Shiraz vs Syrah. A tale of twins; while in many ways they're the same, they each offer their own unique expression of the fruit. There's no argument they're the same grape but what makes them different?

The story of Shiraz vs Syrah is the prime example of how the nature of terroir can influence two wines of the same grape to be vastly different from one another.

Syrah

Syrah was the name given to the renowned grape by the French while those of us in the New World know it fondly as Shiraz. Syrah is indigenous to the Northern Rhône region of France, the offspring of Doureza and Mondeuse Blanche varietals and over two thousand years old. Syrah is believed to have been brought to Australia during the founding of our wine industry, possibly as far back as 1830.

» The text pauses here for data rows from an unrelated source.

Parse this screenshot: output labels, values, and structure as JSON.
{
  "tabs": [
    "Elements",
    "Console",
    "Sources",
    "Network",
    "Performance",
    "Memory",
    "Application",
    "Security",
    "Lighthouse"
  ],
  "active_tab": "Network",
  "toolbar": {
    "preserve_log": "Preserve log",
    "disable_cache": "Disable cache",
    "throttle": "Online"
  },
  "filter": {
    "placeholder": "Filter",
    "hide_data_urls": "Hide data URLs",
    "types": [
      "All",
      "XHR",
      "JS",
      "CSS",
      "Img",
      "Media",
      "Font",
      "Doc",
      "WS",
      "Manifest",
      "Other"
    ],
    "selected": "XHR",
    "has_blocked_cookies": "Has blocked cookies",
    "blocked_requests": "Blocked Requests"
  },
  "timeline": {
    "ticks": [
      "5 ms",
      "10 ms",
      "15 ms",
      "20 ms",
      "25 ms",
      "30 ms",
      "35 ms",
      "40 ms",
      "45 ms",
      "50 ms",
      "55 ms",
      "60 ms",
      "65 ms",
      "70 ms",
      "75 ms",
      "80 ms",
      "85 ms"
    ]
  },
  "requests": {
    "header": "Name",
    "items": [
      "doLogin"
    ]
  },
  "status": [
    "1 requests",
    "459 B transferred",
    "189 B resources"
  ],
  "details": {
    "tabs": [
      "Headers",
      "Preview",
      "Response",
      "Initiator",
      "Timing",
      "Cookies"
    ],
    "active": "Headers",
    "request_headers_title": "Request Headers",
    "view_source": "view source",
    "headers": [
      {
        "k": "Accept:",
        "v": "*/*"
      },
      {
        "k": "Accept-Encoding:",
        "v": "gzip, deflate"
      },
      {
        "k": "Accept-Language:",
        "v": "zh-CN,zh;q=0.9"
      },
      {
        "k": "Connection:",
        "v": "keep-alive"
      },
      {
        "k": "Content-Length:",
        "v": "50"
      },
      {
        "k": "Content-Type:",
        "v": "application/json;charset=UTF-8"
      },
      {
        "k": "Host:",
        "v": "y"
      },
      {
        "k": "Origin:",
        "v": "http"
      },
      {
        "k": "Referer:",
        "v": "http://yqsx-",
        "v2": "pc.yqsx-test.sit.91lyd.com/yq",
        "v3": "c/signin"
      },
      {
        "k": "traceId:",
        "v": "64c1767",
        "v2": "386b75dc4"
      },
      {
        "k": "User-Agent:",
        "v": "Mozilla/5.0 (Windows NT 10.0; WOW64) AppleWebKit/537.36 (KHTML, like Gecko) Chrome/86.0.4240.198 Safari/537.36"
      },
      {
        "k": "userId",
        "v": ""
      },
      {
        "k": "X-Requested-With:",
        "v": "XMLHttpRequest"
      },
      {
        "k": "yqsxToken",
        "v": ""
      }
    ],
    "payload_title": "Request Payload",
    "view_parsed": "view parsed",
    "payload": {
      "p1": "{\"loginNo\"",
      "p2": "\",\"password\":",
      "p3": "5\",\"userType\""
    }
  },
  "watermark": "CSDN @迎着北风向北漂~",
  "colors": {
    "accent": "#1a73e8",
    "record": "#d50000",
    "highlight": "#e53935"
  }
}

The Northern Rhône region has a cool and dry, continental climate. Unlike The Southern Rhone region, the prevalent winds of the North usually follow the rains and assist producers by keeping the grapes clean and disease free. It is these climatic conditions that produce high-quality fruit. However, restrictions to protect the winemaking heritage of the region, by the Appellation Controllee Board, also result in lower yields. For example, until recently irrigation in France was illegal. Even now the practice is mired in bureaucracy and taboo. As a consequence, Northern Rhône Syrah vines root deeper for nutrients and to find naturally pooled water held in the limestone rock bed. These factors all result in the distinctive regional flavour of a Northern Rhone Syrah.

The definition of Syrah in Australia is vague. However, it is commonly applied to the style of winemaking, heavily influenced by cooler climates and often found at higher altitude wineries like Eden Road Wines Gundagai Syrah and Warramunda Estate Liv Zak Syrah. The Syrah style focuses on subtle flavours and characteristics like higher acidity, softer tannins and an earthiness with the flavour profile often composed of cherry, cassis, plum, olive, charcoal smoke, lavender and pepper.

 

Eden Road The Long Road Syrah at the cellar door in the Canberra District

Shiraz

Shiraz, a name all Australian red wine lovers know and one of the stars of our industry. Australian Shiraz is big, bold and spicy.

In direct contrast to France's Northern Rhône region, the Australian landscape enhances the fruit forward nature of the grape. The Barossa Valley is the most famous Shiraz region in the Australian wine industry. With warm and dry summer days and cool nights, the vines of the Barossa are subject to temperature fluctuations which have a direct effect on the flavour profile. Warmer climates result in less water in the grapes. A lack of water in the grapes increases sugar concentration which converts into higher alcohol levels when fermented. Because of the Barossa's climate, some producers in the region depend on fertilisers and irrigation to enhance the growth process. This can result in a controlled yields, with consistent vintages and bigger flavours.

Australian Shiraz has historically been centred on higher alcohol wines, however many winemakers are now concentrating on producing fruit forward wines with alcohol levels around 13.5%. Plum, Blackberry and Cherry flavours have helped to create this iconic varietal's global reputation; you can find this style in wines like the Woods Crampton White Label Shiraz.

Eden Road 2013 Gundagai Syrah
Eden Road 2013 Gundagai Syrah
Woods Crampton 2016 White Label Barossa Valley Shiraz
Woods Crampton 2016 White Label Barossa Valley Shiraz